◆ **Exercise goal**
The expected answer is the data below, retyped exactly.

◆ **Information shown**

------------------------------------------------------------

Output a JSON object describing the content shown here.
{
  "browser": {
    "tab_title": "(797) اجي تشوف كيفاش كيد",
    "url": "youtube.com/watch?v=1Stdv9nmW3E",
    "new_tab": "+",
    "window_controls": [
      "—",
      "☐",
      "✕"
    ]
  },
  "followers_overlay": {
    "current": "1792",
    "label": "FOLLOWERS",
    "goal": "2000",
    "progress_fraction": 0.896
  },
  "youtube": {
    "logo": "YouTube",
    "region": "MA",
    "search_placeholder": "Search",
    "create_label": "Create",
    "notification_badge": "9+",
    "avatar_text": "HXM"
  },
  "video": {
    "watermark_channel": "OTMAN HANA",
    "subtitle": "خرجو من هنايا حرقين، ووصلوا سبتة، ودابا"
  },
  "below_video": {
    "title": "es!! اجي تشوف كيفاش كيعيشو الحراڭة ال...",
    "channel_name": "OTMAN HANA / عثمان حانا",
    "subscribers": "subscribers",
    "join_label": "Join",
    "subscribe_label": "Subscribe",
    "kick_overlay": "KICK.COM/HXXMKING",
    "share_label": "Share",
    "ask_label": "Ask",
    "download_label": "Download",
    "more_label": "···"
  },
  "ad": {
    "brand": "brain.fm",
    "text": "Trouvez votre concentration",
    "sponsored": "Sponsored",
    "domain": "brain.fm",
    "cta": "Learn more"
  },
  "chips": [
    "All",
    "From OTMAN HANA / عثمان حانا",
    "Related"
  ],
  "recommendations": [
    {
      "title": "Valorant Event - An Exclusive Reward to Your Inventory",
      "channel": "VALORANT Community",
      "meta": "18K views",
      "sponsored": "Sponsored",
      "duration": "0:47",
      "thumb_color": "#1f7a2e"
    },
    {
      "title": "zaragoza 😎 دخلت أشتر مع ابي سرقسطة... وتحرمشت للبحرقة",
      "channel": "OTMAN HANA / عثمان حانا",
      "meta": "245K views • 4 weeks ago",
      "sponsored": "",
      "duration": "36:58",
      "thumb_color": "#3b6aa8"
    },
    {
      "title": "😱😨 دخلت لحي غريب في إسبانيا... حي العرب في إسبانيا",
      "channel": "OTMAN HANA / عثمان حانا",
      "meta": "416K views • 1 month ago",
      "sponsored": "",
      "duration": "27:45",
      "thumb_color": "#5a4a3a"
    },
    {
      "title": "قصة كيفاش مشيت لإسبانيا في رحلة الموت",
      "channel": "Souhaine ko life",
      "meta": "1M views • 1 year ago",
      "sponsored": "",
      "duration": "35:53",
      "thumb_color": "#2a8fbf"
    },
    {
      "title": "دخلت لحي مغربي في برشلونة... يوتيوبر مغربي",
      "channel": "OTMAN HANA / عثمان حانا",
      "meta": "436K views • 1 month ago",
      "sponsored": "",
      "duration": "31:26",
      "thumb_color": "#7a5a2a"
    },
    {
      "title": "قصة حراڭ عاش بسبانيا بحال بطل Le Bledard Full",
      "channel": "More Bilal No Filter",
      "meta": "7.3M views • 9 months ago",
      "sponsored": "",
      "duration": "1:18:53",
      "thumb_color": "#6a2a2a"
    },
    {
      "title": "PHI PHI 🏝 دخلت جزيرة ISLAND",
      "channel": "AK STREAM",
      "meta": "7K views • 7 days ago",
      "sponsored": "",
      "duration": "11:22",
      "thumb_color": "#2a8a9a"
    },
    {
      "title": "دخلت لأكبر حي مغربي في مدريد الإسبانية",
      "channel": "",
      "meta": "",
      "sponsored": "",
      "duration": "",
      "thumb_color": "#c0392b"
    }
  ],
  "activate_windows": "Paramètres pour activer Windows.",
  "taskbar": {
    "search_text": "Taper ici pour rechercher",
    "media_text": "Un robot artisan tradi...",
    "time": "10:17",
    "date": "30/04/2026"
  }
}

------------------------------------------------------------

◆ **Task solution**
Output a JSON object describing the content shown here.
{
  "browser": {
    "tab_title": "(797) اجي تشوف كيفاش كيد",
    "url": "youtube.com/watch?v=1Stdv9nmW3E",
    "new_tab": "+",
    "window_controls": [
      "—",
      "☐",
      "✕"
    ]
  },
  "followers_overlay": {
    "current": "1792",
    "label": "FOLLOWERS",
    "goal": "2000",
    "progress_fraction": 0.896
  },
  "youtube": {
    "logo": "YouTube",
    "region": "MA",
    "search_placeholder": "Search",
    "create_label": "Create",
    "notification_badge": "9+",
    "avatar_text": "HXM"
  },
  "video": {
    "watermark_channel": "OTMAN HANA",
    "subtitle": "خرجو من هنايا حرقين، ووصلوا سبتة، ودابا"
  },
  "below_video": {
    "title": "es!! اجي تشوف كيفاش كيعيشو الحراڭة ال...",
    "channel_name": "OTMAN HANA / عثمان حانا",
    "subscribers": "subscribers",
    "join_label": "Join",
    "subscribe_label": "Subscribe",
    "kick_overlay": "KICK.COM/HXXMKING",
    "share_label": "Share",
    "ask_label": "Ask",
    "download_label": "Download",
    "more_label": "···"
  },
  "ad": {
    "brand": "brain.fm",
    "text": "Trouvez votre concentration",
    "sponsored": "Sponsored",
    "domain": "brain.fm",
    "cta": "Learn more"
  },
  "chips": [
    "All",
    "From OTMAN HANA / عثمان حانا",
    "Related"
  ],
  "recommendations": [
    {
      "title": "Valorant Event - An Exclusive Reward to Your Inventory",
      "channel": "VALORANT Community",
      "meta": "18K views",
      "sponsored": "Sponsored",
      "duration": "0:47",
      "thumb_color": "#1f7a2e"
    },
    {
      "title": "zaragoza 😎 دخلت أشتر مع ابي سرقسطة... وتحرمشت للبحرقة",
      "channel": "OTMAN HANA / عثمان حانا",
      "meta": "245K views • 4 weeks ago",
      "sponsored": "",
      "duration": "36:58",
      "thumb_color": "#3b6aa8"
    },
    {
      "title": "😱😨 دخلت لحي غريب في إسبانيا... حي العرب في إسبانيا",
      "channel": "OTMAN HANA / عثمان حانا",
      "meta": "416K views • 1 month ago",
      "sponsored": "",
      "duration": "27:45",
      "thumb_color": "#5a4a3a"
    },
    {
      "title": "قصة كيفاش مشيت لإسبانيا في رحلة الموت",
      "channel": "Souhaine ko life",
      "meta": "1M views • 1 year ago",
      "sponsored": "",
      "duration": "35:53",
      "thumb_color": "#2a8fbf"
    },
    {
      "title": "دخلت لحي مغربي في برشلونة... يوتيوبر مغربي",
      "channel": "OTMAN HANA / عثمان حانا",
      "meta": "436K views • 1 month ago",
      "sponsored": "",
      "duration": "31:26",
      "thumb_color": "#7a5a2a"
    },
    {
      "title": "قصة حراڭ عاش بسبانيا بحال بطل Le Bledard Full",
      "channel": "More Bilal No Filter",
      "meta": "7.3M views • 9 months ago",
      "sponsored": "",
      "duration": "1:18:53",
      "thumb_color": "#6a2a2a"
    },
    {
      "title": "PHI PHI 🏝 دخلت جزيرة ISLAND",
      "channel": "AK STREAM",
      "meta": "7K views • 7 days ago",
      "sponsored": "",
      "duration": "11:22",
      "thumb_color": "#2a8a9a"
    },
    {
      "title": "دخلت لأكبر حي مغربي في مدريد الإسبانية",
      "channel": "",
      "meta": "",
      "sponsored": "",
      "duration": "",
      "thumb_color": "#c0392b"
    }
  ],
  "activate_windows": "Paramètres pour activer Windows.",
  "taskbar": {
    "search_text": "Taper ici pour rechercher",
    "media_text": "Un robot artisan tradi...",
    "time": "10:17",
    "date": "30/04/2026"
  }
}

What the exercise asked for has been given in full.